Marco Rubio’s Democratic Challenger Calls for Ending the Senate Filibuster
Florida Democratic Representative Val Demings, a former police chief who is challenging Republican Senator Marco Rubio for his seat in 2022, called for ending the filibuster in a USA Today editorial over the weekend.
“When we allow a political faction to block critical legislation, it takes away that voice from the voters. No matter your political party, you should know that when you win a free and fair election, your representatives can govern,” Demings wrote. “It’s no secret that the filibuster’s main use over the last century has been to block efforts to make this country freer and fairer for all its citizens.”
For decades, GOP lawmakers have made incremental changes to the Senate rules surrounding the filibuster effectively turning it into a weapon of legislative death.
“Anti-lynching legislation introduced in 1918 was, as the NAACP put it, ‘lynched by a filibuster‘ despite thousands of racist killings happening across the country. There is still no federal anti-lynching law over 100 years later.
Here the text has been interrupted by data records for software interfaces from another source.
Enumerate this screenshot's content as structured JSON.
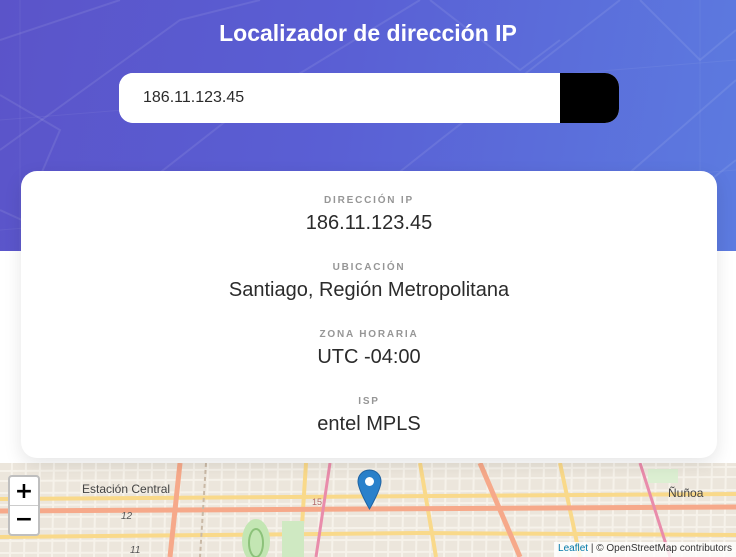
{
  "app": {
    "title": "Localizador de dirección IP"
  },
  "search": {
    "value": "186.11.123.45",
    "submit_icon": "chevron-right-icon"
  },
  "info": {
    "ip_label": "DIRECCIÓN IP",
    "ip_value": "186.11.123.45",
    "location_label": "UBICACIÓN",
    "location_value": "Santiago, Región Metropolitana",
    "timezone_label": "ZONA HORARIA",
    "timezone_value": "UTC -04:00",
    "isp_label": "ISP",
    "isp_value": "entel MPLS"
  },
  "map": {
    "zoom_in": "+",
    "zoom_out": "−",
    "labels": {
      "estacion_central": "Estación Central",
      "nunoa": "Ñuñoa",
      "label_12": "12",
      "label_11": "11",
      "label_15": "15"
    },
    "attribution_link": "Leaflet",
    "attribution_separator": "|",
    "attribution_text": "© OpenStreetMap contributors",
    "marker_icon": "map-marker-icon"
  },
  "colors": {
    "hero_start": "#5b54c9",
    "hero_end": "#5c7be0",
    "marker": "#2a81cb",
    "button": "#000000"
  }
}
Opponents of the Civil Rights Act of 1964 blocked a vote for 60 days,” noted Demings.
Senate Minority Leader Mitch McConnell (R-KY) has staked his entire legacy on usurping the majority’s power to fulfill the will of the voters (unless his party is in charge). In this case, it is the Democrats with their one-seat advantage and who represent 42 million more Americans than the Republicans.
Demings believes that the GOP is playing a very dangerous game and if liberals fail to fight for democratic principles, we could lose everything.
“I worry that if we do not act to strengthen American democracy, we will see future violence as well,” said Demings, referring to the January 6th insurrection at the Capitol.
Demings added that in a representative democracy, the elected majority has earned the right to govern.
“More voting rights, more support for working families, more liberty and justice for all. Empower the people. Allow their representatives to work on their behalf. Trust in government of the people, by the people, for the people,” she said. “When we embrace our heritage and our potential as a free people, we can accomplish anything – and we should do it with the majority. In the Senate, that’s 51 votes.”